The Onondaga Nation’s Land Rights Action was dismissed on October 22, 2010 by Judge Lawrence Kahn of the Northern District of New York. It followed the dismissal of the Oneida and Cayuga land claims, which in turn were based on the 2005 Sherrill v. Oneida Supreme Court decision, decided a mere 18 days after the Land Rights Action.
Attorney Heath, in his filing on behalf of the Onondaga, argued that the courts have applied concerns about “fairness” and “disruption” inappropriately, without adequately taking into account the disruption and hardship to the Onondaga Nation caused by New York State’s unlawful conduct, and without considering the care that the Onondaga Nation has taken to ensure their case is not disruptive. The courts have also not acknowledged the continual protest throughout history by the Onondaga Nation for the loss of their land.
“We never understood why people thought they could just take our land,” explained Sidney Hill, the Tadodaho, or leader, of the Onondaga Nation, “but the mention of the ‘doctrine of discovery’ in the Sherill decision made us realize it started long before the United States. It surprised us that it was part of U.S. law, however.”
The Doctrine of Discovery is a racist, discredited 15th century under which the Pope at the time decreed that all land “discovered” by European explorers that were not occupied by Christians could be considered unpopulated and claimed in the name of the exploring Christian nation. The millions of indigenous people in North America and elsewhere around the world were simply considered not to exist and had no rights in the face of the European settlement. The Doctrine is the focus of the upcoming Permanent Forum on Indigenous Issues at the United Nations in May 2012.
“By this directive, by fiat, the European nations claimed for themselves the entire Western Hemisphere. It is a demonstration of the incredible arrogance of the time. This has resulted in the subjugation, genocide, relegating indigenous peoples to a subhuman status in international politics,” explained Lyons.

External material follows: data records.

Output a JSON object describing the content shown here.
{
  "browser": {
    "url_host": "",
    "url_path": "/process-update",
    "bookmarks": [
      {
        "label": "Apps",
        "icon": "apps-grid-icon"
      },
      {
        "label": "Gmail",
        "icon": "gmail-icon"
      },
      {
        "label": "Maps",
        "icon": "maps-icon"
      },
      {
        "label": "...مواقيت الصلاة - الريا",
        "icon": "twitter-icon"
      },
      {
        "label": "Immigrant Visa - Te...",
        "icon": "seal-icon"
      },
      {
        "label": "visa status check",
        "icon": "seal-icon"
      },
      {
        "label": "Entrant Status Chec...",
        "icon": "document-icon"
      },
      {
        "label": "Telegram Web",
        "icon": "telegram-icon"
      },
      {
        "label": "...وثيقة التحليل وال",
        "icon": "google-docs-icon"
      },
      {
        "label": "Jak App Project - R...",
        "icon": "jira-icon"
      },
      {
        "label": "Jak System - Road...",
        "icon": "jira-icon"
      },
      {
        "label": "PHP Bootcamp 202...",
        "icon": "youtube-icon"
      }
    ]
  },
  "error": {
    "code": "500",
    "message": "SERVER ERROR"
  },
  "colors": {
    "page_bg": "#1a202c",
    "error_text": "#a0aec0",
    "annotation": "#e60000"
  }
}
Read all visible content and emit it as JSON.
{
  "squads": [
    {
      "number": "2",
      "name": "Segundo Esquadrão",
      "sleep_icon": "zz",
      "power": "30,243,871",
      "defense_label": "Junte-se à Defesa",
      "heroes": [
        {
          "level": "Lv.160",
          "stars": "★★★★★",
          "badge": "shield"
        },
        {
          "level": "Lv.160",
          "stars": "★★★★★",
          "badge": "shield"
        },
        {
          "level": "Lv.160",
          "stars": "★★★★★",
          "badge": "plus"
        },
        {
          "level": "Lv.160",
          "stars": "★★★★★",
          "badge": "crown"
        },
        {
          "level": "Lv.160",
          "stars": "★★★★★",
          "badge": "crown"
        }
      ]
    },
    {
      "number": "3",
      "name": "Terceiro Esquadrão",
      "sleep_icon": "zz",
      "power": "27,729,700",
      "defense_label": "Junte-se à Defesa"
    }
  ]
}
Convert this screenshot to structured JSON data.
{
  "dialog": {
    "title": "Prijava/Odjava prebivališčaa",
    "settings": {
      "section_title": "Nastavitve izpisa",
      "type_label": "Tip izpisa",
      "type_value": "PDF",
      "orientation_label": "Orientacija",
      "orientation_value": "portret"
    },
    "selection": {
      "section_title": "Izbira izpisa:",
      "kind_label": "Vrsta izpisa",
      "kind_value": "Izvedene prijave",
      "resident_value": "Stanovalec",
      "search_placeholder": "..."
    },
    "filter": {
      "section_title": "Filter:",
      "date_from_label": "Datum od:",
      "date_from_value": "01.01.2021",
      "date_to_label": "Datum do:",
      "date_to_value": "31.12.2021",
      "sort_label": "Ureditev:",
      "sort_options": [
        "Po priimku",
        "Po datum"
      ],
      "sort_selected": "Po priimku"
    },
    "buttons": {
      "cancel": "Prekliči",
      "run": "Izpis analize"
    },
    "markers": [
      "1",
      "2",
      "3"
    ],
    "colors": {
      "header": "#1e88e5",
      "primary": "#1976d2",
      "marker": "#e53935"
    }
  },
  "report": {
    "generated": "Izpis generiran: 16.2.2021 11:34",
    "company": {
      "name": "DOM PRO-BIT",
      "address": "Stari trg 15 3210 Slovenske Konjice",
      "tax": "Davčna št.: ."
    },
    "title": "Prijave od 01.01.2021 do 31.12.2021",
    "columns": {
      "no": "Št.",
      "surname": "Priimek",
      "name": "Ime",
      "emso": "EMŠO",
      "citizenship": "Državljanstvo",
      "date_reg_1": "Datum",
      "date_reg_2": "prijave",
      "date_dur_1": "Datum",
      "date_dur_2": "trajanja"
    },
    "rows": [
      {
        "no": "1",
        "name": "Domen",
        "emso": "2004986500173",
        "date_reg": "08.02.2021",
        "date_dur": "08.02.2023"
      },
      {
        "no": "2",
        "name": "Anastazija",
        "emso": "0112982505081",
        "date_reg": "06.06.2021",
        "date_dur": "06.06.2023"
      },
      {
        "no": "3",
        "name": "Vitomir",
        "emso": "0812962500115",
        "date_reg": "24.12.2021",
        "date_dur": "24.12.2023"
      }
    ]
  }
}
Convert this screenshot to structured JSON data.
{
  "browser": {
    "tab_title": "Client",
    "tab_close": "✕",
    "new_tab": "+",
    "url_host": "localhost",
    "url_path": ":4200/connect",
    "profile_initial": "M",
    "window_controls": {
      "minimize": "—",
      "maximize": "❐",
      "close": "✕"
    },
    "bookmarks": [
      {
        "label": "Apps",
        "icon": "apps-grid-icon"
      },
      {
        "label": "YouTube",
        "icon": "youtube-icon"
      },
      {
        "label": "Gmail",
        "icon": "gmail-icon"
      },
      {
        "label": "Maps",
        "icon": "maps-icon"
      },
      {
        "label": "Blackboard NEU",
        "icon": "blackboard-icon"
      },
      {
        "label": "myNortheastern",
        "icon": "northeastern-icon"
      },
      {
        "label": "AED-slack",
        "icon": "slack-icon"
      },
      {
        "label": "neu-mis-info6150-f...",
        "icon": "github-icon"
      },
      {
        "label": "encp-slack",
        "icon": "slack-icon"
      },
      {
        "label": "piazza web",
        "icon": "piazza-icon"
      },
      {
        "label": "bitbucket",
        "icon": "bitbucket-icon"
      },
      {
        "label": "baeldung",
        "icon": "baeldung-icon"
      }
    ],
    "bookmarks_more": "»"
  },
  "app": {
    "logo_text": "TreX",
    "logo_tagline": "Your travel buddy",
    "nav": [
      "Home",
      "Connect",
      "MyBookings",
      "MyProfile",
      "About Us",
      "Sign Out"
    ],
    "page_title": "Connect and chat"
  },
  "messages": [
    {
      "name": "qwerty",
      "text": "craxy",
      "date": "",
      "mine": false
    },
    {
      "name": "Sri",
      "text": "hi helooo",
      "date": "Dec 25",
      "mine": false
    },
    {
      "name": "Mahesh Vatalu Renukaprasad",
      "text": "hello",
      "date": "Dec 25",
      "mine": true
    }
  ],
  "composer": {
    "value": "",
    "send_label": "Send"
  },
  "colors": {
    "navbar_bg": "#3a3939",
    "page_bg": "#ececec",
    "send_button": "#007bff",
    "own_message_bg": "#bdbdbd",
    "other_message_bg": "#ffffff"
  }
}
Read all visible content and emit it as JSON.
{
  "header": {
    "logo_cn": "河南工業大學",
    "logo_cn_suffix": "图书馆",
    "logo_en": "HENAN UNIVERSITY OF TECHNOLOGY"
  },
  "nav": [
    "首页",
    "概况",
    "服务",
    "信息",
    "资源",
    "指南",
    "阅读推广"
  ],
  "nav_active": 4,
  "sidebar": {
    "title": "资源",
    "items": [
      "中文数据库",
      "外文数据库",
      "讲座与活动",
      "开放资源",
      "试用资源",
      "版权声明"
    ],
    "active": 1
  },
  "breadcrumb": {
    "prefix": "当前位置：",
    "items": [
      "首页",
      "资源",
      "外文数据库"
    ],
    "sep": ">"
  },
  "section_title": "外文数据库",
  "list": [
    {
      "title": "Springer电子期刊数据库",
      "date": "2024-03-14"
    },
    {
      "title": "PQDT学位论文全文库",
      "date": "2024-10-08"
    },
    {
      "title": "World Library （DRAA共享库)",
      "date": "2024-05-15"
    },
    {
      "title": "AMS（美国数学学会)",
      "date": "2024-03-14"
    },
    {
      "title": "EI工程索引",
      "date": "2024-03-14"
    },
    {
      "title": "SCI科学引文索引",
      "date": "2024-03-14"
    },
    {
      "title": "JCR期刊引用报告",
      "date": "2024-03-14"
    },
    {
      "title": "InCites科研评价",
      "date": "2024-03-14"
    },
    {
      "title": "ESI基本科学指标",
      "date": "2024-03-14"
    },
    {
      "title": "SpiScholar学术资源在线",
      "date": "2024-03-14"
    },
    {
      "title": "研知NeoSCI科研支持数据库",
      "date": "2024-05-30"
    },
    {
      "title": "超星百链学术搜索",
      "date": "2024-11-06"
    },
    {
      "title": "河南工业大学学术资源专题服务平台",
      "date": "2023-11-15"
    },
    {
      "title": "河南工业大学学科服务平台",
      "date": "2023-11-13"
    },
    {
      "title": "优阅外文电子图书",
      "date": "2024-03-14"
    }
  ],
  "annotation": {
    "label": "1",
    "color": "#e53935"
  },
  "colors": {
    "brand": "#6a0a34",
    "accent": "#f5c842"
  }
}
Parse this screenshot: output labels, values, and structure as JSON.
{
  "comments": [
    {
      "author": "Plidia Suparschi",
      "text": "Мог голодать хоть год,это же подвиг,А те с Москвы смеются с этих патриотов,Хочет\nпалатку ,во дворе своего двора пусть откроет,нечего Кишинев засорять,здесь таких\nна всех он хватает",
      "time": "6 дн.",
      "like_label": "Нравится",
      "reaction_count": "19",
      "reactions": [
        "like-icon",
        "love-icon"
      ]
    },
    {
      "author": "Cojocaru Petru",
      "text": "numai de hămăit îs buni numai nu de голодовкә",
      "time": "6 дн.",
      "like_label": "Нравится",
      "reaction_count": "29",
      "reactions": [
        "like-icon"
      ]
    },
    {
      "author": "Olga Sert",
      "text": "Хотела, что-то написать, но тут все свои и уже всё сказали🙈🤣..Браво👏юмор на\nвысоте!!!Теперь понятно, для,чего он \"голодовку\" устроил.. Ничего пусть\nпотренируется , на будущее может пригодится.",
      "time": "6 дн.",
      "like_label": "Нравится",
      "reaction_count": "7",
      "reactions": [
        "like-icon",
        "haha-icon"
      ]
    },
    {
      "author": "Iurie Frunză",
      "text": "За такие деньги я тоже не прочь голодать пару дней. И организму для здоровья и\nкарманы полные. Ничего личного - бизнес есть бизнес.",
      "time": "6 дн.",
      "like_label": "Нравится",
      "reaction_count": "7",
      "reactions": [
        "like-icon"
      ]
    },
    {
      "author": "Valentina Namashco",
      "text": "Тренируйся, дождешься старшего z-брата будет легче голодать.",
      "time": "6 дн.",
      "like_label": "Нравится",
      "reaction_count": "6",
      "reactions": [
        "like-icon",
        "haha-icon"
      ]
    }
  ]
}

“This is not justice, and it is not equity. Whether or not any justice can be found in the U.S. court system remains to be seen,” said Hill. “How is it fair that through the theft of our land our culture has suffered, our people have suffered, and the environment has suffered, and yet we can seek no remedy for it?”
“These recent court decisions challenge the honor of the United States and the integrity of their Constitution.”
It is hoped that by bringing the history to the attention of the public, healing and justice may be found outside of the U.S. court system, if it cannot be found within.
“It is the duty of the Nation’s leaders to work for a healing of this land, to protect it, and to pass it on to future generations,” the first paragraph of the Land Rights Action reads.
The Onondaga Nation has worked cooperatively with neighbors to stop two coal power plants, shift Onondaga County from building sewage plants to building green infrastructure, and oppose hydrofracking. Now they will continue the battle in the courts and with meetings with government officals.
“Regardless of how it may turn out…we will fight on,” Lyons concluded